■ Assignment ■
Print each record below word for word.

* * *

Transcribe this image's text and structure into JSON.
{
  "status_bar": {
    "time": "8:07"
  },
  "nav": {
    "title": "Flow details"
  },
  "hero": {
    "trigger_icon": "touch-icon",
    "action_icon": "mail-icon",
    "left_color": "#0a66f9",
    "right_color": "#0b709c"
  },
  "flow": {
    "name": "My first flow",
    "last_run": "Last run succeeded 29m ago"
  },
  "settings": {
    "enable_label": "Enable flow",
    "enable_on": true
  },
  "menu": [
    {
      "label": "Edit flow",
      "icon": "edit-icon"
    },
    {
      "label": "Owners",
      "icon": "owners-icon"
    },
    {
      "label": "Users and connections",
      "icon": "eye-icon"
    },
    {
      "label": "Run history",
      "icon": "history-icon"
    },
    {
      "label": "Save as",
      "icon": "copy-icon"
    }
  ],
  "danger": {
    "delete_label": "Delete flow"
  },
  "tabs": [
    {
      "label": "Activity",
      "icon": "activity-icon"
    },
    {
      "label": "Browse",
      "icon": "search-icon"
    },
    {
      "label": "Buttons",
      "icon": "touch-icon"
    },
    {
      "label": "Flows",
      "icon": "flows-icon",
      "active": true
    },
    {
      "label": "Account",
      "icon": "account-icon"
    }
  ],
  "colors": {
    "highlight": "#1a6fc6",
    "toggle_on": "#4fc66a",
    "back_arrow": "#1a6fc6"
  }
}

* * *

■ Exercise answer ■
Transcribe this image's text and structure into JSON.
{
  "status_bar": {
    "time": "8:07"
  },
  "nav": {
    "title": "Flow details"
  },
  "hero": {
    "trigger_icon": "touch-icon",
    "action_icon": "mail-icon",
    "left_color": "#0a66f9",
    "right_color": "#0b709c"
  },
  "flow": {
    "name": "My first flow",
    "last_run": "Last run succeeded 29m ago"
  },
  "settings": {
    "enable_label": "Enable flow",
    "enable_on": true
  },
  "menu": [
    {
      "label": "Edit flow",
      "icon": "edit-icon"
    },
    {
      "label": "Owners",
      "icon": "owners-icon"
    },
    {
      "label": "Users and connections",
      "icon": "eye-icon"
    },
    {
      "label": "Run history",
      "icon": "history-icon"
    },
    {
      "label": "Save as",
      "icon": "copy-icon"
    }
  ],
  "danger": {
    "delete_label": "Delete flow"
  },
  "tabs": [
    {
      "label": "Activity",
      "icon": "activity-icon"
    },
    {
      "label": "Browse",
      "icon": "search-icon"
    },
    {
      "label": "Buttons",
      "icon": "touch-icon"
    },
    {
      "label": "Flows",
      "icon": "flows-icon",
      "active": true
    },
    {
      "label": "Account",
      "icon": "account-icon"
    }
  ],
  "colors": {
    "highlight": "#1a6fc6",
    "toggle_on": "#4fc66a",
    "back_arrow": "#1a6fc6"
  }
}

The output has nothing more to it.